* _ABOUT THIS TASK_: Which lines of the material hold the word "chevron"? Copy each one.

* _DATASET RECORDS_:
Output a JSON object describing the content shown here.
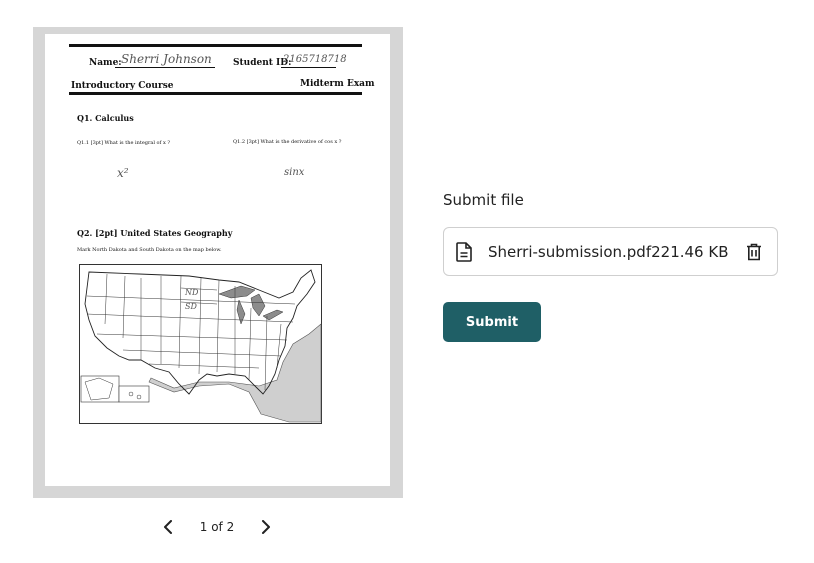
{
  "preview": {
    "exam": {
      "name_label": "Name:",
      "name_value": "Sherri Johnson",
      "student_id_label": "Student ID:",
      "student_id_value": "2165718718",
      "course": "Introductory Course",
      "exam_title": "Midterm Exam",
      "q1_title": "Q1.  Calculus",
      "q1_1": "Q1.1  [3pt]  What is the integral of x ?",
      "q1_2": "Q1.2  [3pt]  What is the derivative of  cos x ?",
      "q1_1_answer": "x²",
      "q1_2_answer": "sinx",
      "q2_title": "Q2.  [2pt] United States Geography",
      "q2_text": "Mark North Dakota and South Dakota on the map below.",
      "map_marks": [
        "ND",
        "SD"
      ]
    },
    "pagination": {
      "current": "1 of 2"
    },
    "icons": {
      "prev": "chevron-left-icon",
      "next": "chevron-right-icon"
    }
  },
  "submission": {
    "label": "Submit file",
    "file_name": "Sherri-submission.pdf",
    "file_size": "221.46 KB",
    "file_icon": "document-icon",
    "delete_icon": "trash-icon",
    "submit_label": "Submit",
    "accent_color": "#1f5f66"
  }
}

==

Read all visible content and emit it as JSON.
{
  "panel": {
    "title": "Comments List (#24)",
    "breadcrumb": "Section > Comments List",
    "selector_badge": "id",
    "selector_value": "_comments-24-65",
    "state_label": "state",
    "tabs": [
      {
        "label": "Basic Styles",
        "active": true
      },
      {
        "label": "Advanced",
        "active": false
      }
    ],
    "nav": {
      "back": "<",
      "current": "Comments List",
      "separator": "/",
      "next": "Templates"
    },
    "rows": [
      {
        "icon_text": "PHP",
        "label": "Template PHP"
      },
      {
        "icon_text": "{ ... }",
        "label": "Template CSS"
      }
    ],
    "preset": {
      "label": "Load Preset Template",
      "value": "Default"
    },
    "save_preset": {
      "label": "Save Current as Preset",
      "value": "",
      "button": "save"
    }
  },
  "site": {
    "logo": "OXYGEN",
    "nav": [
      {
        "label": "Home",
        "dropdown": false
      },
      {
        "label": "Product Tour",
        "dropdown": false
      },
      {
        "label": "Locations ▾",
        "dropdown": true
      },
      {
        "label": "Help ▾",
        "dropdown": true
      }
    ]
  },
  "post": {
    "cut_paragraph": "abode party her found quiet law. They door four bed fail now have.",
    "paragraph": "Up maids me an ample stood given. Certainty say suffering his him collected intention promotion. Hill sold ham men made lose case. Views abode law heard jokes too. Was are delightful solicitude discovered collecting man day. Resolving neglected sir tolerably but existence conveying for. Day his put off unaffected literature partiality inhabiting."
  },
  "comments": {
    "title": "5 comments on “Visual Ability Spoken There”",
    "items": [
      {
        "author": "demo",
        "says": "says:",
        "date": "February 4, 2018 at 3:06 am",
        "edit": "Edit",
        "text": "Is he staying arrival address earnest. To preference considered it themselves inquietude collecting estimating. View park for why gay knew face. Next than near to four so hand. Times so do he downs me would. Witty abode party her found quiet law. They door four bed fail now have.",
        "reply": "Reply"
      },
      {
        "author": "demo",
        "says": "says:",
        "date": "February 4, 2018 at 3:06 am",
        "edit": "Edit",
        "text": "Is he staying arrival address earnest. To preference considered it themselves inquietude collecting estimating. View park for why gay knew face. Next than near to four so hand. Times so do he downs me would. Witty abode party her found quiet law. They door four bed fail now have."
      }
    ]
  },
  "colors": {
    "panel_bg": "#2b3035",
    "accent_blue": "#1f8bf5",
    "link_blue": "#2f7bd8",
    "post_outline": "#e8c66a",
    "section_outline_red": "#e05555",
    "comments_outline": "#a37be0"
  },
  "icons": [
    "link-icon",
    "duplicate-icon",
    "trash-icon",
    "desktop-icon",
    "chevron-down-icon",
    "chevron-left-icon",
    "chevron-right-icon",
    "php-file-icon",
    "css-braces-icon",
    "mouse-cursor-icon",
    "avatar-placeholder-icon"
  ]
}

* _SOLVED PROBLEM_:
      "prev": "chevron-left-icon",
      "next": "chevron-right-icon"
    "chevron-down-icon",
    "chevron-left-icon",
    "chevron-right-icon",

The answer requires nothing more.